Problem: The word "Yandex": say how many lines of the data below contain it, and give the number alone.

Top of Input

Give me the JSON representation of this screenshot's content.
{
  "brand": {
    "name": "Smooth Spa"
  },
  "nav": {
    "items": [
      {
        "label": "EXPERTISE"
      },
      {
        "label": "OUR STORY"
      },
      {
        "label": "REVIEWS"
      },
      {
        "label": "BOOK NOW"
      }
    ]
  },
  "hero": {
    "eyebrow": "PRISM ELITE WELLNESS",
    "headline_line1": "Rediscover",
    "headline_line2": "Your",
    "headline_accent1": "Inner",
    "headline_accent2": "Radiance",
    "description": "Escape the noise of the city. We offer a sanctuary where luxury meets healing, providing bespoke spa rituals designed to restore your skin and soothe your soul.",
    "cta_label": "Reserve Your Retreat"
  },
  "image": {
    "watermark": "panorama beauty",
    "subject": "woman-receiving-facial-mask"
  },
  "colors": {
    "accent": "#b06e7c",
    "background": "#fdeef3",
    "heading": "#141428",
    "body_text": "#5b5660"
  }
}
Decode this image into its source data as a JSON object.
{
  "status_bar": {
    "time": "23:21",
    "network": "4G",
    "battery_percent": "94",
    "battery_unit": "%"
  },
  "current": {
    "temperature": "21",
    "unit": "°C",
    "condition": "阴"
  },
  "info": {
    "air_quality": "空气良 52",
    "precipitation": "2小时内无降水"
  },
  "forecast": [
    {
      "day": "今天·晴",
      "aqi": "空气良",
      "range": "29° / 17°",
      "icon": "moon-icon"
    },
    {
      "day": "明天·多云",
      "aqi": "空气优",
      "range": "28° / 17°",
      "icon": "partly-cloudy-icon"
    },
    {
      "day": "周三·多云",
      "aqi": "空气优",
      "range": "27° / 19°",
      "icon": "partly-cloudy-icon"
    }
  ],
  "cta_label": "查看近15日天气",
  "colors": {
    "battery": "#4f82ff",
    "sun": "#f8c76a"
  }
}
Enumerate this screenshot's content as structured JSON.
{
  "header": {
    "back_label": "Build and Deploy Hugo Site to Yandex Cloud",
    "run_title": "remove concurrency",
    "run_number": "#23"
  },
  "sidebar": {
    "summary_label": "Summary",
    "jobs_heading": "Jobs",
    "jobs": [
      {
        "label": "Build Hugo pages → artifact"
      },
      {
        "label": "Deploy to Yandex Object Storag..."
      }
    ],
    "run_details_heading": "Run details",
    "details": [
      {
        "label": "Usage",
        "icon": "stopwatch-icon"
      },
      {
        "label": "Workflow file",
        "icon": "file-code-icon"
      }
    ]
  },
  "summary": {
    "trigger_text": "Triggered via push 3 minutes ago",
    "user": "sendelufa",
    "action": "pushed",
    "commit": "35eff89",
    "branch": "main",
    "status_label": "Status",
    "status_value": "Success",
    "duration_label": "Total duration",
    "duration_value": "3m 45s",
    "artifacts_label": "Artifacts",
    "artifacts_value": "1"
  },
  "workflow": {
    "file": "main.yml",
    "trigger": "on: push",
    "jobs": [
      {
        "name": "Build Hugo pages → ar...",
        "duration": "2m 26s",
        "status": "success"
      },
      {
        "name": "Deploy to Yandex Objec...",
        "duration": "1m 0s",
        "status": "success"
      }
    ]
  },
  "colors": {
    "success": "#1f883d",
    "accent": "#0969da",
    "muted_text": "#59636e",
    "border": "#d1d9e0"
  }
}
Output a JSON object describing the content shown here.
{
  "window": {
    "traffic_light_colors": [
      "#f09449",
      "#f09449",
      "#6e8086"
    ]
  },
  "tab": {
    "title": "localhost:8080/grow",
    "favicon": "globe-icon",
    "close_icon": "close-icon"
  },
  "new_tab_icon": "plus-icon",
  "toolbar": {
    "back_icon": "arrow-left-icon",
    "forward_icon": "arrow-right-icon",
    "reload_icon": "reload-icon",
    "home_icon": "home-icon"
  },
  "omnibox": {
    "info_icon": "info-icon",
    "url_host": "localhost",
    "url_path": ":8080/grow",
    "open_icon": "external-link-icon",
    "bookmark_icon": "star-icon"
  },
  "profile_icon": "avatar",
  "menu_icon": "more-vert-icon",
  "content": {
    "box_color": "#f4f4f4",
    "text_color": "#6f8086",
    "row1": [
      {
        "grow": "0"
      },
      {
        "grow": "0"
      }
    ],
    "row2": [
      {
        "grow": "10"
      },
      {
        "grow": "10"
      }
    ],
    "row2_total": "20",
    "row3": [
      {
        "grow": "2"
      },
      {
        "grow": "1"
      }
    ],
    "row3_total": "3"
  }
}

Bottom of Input

Task answer: 3